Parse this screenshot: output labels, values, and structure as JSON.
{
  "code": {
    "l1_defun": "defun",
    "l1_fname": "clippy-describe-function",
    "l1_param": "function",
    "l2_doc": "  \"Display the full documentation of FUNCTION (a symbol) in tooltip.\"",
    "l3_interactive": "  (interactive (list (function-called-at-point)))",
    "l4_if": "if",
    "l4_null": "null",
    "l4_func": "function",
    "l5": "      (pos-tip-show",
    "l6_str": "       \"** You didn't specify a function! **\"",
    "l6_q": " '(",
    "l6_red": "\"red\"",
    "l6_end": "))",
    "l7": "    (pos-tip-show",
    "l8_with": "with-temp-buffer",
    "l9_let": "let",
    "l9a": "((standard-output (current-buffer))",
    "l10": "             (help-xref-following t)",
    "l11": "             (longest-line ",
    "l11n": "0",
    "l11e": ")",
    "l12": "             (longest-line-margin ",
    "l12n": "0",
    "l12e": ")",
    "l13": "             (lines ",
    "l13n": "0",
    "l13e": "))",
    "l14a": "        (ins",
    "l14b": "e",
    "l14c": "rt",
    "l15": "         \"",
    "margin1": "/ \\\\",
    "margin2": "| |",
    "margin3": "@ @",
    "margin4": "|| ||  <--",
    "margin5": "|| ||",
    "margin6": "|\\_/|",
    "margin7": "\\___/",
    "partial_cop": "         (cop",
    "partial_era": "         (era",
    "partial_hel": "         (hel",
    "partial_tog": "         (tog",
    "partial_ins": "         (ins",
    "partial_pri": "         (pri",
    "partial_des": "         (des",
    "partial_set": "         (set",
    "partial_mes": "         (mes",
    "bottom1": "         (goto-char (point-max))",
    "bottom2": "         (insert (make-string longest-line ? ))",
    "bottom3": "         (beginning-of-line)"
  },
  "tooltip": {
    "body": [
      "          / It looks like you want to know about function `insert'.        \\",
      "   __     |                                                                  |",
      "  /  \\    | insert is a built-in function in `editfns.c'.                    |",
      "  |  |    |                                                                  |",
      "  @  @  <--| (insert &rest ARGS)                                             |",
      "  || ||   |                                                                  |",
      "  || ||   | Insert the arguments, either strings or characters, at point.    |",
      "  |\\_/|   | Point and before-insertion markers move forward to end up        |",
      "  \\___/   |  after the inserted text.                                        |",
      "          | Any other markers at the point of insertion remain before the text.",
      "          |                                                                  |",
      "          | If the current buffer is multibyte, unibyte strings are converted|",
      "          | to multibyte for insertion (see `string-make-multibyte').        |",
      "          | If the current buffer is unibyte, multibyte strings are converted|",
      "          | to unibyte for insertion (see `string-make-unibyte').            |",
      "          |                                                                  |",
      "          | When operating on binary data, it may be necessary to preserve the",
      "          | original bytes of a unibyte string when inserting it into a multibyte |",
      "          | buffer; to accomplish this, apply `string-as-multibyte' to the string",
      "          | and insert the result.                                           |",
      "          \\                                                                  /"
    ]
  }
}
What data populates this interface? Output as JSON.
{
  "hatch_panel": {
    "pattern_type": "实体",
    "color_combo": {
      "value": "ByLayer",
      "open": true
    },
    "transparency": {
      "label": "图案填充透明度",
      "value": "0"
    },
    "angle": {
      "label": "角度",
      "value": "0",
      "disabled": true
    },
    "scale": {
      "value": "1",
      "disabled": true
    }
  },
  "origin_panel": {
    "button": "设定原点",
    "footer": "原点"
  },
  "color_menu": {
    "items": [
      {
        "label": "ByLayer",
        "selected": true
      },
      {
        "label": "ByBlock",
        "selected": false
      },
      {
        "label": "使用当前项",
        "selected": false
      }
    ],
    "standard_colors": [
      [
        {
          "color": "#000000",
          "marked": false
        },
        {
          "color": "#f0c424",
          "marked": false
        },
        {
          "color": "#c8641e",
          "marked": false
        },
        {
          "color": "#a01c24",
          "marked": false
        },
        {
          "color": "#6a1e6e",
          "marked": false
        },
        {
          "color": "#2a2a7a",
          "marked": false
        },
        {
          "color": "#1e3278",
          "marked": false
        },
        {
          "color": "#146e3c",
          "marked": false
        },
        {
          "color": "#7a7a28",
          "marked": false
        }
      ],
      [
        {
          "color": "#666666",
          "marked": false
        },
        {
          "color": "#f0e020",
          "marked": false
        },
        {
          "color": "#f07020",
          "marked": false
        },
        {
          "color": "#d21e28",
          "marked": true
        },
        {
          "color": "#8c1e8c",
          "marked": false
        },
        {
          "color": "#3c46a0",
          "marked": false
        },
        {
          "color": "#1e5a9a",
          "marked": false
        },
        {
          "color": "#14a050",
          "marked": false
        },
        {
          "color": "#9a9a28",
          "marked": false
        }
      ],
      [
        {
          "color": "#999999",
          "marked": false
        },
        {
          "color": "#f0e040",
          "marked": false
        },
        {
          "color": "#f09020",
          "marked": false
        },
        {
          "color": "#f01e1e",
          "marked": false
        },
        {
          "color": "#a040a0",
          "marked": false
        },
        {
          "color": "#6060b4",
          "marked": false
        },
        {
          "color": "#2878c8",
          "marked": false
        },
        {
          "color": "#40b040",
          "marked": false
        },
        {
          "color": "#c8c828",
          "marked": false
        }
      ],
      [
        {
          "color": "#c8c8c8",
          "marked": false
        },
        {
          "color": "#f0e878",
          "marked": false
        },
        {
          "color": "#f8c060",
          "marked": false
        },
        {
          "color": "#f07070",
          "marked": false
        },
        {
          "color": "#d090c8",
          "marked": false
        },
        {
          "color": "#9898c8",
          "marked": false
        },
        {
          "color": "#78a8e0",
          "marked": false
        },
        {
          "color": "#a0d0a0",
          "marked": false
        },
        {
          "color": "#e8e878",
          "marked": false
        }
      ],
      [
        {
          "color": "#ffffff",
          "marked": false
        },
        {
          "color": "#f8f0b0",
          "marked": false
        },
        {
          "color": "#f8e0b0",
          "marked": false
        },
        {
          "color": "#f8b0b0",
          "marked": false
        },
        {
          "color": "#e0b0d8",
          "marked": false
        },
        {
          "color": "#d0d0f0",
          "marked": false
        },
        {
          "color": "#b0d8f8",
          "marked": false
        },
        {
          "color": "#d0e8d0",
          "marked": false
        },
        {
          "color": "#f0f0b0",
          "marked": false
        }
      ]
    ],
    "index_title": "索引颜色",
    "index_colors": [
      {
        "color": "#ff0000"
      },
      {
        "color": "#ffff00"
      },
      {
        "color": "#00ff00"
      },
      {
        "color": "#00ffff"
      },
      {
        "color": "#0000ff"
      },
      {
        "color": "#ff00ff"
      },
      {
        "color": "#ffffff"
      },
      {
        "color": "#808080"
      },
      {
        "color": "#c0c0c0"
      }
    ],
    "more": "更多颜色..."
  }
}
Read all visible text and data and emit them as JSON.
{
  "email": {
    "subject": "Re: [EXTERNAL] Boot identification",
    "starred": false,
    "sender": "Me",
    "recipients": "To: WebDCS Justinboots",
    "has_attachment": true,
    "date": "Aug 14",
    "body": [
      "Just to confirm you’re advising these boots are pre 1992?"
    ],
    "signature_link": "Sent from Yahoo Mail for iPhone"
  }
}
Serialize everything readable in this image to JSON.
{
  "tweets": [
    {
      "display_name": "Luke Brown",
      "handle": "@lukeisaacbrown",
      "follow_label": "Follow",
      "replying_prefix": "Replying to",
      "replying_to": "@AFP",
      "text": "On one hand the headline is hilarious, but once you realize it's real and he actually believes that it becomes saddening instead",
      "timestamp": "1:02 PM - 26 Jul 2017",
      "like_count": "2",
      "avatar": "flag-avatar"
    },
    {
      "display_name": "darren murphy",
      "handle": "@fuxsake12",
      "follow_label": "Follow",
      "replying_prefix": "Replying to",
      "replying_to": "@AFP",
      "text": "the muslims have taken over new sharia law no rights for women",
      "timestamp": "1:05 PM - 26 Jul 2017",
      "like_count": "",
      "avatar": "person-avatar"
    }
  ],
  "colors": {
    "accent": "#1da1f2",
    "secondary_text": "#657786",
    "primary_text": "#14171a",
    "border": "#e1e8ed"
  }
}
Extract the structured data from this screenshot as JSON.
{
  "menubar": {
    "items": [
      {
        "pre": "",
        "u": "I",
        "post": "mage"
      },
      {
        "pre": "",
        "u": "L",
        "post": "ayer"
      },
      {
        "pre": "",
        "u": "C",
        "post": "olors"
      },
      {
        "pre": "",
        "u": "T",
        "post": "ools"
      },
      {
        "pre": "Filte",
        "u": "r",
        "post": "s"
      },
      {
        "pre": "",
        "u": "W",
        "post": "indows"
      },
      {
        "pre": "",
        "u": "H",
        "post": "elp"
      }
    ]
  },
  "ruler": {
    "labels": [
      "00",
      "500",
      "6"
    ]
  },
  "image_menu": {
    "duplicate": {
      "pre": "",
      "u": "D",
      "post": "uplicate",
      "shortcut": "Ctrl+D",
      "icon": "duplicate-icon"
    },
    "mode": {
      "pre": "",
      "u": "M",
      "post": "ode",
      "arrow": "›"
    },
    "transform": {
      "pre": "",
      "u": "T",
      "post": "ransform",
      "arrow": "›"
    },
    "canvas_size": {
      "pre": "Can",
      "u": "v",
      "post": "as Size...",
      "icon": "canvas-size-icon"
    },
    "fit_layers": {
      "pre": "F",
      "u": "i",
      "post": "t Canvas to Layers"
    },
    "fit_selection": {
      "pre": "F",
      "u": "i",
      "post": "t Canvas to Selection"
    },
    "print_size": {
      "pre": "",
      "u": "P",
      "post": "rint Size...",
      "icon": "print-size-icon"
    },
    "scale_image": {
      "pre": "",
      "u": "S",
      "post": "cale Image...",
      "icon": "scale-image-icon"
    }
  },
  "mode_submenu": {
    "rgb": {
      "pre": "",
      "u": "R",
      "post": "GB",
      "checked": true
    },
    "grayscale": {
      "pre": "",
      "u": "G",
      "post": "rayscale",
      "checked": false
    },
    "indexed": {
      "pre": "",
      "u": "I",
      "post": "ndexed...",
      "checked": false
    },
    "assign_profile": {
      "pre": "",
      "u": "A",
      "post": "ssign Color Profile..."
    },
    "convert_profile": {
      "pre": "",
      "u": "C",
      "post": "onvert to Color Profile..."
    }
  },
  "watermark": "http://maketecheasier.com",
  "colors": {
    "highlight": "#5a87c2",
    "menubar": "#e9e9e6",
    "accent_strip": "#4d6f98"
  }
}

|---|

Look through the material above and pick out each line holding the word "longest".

Expected answer:
    "l11": "             (longest-line ",
    "l12": "             (longest-line-margin ",
    "bottom2": "         (insert (make-string longest-line ? ))",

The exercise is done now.